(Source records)
☆ ☆ ☆
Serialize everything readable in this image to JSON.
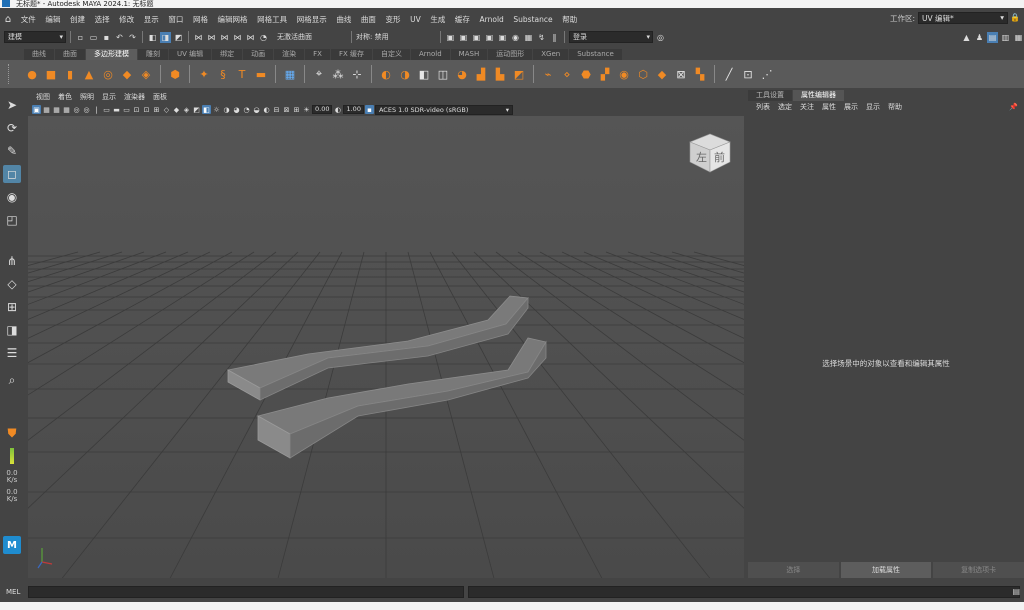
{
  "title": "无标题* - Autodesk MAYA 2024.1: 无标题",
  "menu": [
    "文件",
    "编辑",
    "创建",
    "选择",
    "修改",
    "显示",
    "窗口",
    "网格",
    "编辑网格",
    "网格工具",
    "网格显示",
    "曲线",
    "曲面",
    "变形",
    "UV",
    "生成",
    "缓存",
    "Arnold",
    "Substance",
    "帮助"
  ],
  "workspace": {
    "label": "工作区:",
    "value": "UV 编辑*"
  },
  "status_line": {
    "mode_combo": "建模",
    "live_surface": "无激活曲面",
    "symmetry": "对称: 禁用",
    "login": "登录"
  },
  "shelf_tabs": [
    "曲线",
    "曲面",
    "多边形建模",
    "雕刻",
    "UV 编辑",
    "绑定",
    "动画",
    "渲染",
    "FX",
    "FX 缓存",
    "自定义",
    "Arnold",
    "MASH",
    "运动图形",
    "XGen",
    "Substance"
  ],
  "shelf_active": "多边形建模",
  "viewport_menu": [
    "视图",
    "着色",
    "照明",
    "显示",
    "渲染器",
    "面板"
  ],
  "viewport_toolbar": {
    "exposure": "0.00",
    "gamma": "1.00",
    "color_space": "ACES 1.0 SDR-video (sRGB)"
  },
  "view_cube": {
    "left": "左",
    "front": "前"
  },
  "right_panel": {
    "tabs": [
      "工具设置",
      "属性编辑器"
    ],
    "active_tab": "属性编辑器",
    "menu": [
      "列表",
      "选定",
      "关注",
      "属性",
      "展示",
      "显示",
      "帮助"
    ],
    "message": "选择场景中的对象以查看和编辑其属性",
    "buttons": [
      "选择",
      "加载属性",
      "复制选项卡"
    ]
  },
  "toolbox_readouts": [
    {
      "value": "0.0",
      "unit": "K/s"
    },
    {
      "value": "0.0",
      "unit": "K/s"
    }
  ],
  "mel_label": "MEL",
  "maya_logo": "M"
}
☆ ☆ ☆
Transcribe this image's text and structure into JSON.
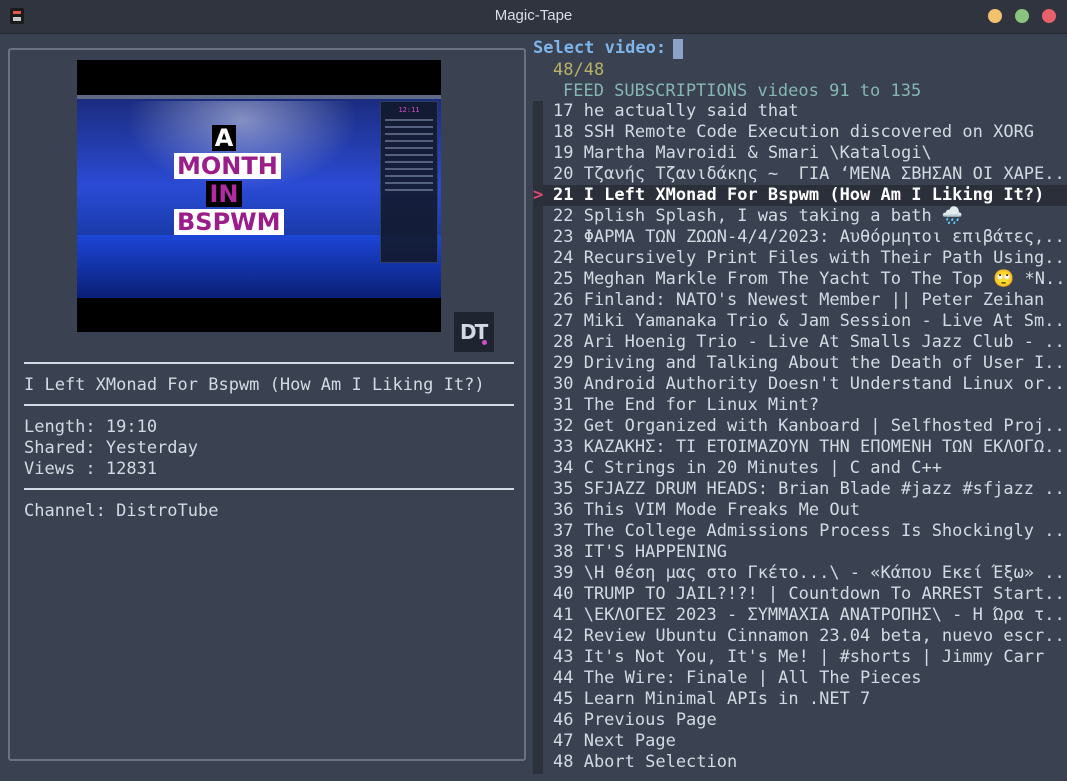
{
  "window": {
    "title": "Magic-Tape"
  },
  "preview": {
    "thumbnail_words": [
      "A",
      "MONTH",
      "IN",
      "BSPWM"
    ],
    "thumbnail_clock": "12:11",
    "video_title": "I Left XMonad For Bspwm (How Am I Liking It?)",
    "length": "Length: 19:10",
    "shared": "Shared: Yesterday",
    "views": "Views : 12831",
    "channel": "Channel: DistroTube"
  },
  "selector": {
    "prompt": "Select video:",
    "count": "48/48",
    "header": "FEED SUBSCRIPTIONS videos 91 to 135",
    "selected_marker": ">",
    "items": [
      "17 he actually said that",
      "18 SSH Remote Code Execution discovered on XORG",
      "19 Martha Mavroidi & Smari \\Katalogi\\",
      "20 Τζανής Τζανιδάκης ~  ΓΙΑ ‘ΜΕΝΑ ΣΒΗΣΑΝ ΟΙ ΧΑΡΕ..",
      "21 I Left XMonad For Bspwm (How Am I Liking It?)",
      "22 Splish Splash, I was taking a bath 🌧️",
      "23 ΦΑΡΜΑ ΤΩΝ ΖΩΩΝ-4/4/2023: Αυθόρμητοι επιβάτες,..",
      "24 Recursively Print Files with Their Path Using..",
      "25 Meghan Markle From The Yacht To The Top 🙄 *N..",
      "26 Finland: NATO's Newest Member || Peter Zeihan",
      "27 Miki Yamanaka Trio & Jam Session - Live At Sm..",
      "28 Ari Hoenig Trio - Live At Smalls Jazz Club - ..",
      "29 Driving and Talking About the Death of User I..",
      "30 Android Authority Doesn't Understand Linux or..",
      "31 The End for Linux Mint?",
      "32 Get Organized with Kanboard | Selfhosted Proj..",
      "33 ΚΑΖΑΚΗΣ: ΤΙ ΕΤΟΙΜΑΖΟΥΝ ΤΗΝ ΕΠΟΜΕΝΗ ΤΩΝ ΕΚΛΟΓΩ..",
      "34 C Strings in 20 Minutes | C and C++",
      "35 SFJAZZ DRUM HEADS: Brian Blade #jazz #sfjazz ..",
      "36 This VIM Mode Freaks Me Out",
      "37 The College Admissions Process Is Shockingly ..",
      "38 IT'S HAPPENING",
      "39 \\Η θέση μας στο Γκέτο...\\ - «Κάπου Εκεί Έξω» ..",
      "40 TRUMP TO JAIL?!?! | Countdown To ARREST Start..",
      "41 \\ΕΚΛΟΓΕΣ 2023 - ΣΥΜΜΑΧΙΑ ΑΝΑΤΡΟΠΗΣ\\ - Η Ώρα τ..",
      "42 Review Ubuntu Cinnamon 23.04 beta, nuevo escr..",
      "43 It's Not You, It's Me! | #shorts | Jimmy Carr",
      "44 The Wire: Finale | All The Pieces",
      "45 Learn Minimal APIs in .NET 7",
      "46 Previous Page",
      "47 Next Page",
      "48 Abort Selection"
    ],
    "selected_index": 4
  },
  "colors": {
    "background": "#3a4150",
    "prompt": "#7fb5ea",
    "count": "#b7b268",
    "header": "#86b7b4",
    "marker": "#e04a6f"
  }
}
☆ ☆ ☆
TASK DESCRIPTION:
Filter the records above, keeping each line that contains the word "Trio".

RESULT FOR THIS TASK:
      "27 Miki Yamanaka Trio & Jam Session - Live At Sm..",
      "28 Ari Hoenig Trio - Live At Smalls Jazz Club - ..",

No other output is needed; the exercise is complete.